Implicit in the desperate attempt of EPRDF and its functionaries to show themselves in a flattering light by their constant and vocal declarations of war against famine is that famine is primarily a political/policy problem. There is overwhelming evidence that the government’s agricultural and population policies have failed on many levels to prevent famine. For instance, the much touted and infamous Agricultural Development-Led Industrialization (ADLI) has effectively collapsed, and it is now quietly being pushed to the sidelines, in favor of massive industrialization plan. After continuous talk for years of “miraculous economic growth” and “triumph over famine and starvation”, we have now 15 million Ethiopians on the brink of starving to death. Some have already died, while others are fighting for their lives, even as we speak.
The Ethiopian government, having failed in its effort to hide the catastrophe as usual, has now bitten the bullet and acknowledged the problem, thanks to local and international pressure. The half-hearted acknowledgment, however, proves, beyond dispute, the alarmingly heartless apathy and insensitivity with which the government treats its citizens. The most common response coming from government officials and supporters alike is to say: “Nobody has died!” But such a response, even if true, is a clear indication that they don’t pay attention to the fact that millions of poor farmers and their families have to go through countless days and nights of indignity and terror before the word of their suffering gets out. Or even if the authorities do pay attention, they don’t really care. Whatever the case, we can’t escape the tragic fact that to the Ethiopian government famine is either an opportunity or a threat to its power. It is an amoral problem. That is it.
Obviously there is nothing criminal about famine as a natural disaster precipitated by declining availability of food. Nevertheless, Jlateh Vincent Jappah, of University College London and Danielle Taana Smith of Rochester Institute of Technology argue in their recent article State Sponsored Famine: Conceptualizing Politically Induced Famine as a Crime against Humanity that famine becomes a crime if either one of the following conditions obtain:
…when a state has the capacity to foresee and plan for a famine-related disaster in order to minimize its impact but fails in disaster preparation and in its ensuing response to mitigate the catastrophic effects, conceals relevant relief information from humanitarian agencies and/or donors, blocks humanitarian corridors, or engages in other faminogenic [famine-causing] practices with an aim to exterminate or cause mass starvation of a group of people.
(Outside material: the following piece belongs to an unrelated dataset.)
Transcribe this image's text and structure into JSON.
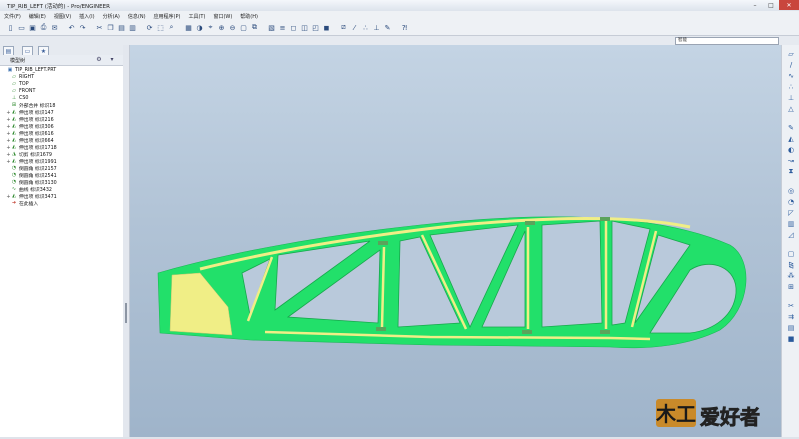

In other words, the authors contend, “negligence or apathy on the part of the state that results in its failure to respond to the crisis can be considered criminal, based on its technological capacity for early identification and early response, its level of mobilization of resources, and its prioritization of the situation”. EPRDF would pass this “easy” test with flying colors, as it were. Not only can these capacities and resources be developed in Ethiopia, but also the government has been constantly and proudly announcing having done so. The criminalization of famine as policy- or state-induced problem is not a fringe position propagated by few, as EPRDF cadres would be quick to counter, “anti-development” intellectuals. There is a general consensus among scholars studying poverty and human rights that famines like the ones that recur in Ethiopia are criminal. Moreover, the Nobel winning economist Amartya Sen’s famous claim that democracies with functioning free press don’t starve has been widely acknowledged, though with some modifications and caveats. If Sen’s thesis is right, Ethiopians are certainly in for a devastating double whammy for an indefinite period: stifling repression and recurring starvation. The Ethiopian authorities are probably not going to stand trial, as they should be, for the famine their policy mostly engendered and their callous obsession with power worsened, but they should know that they are committing crime against humanity.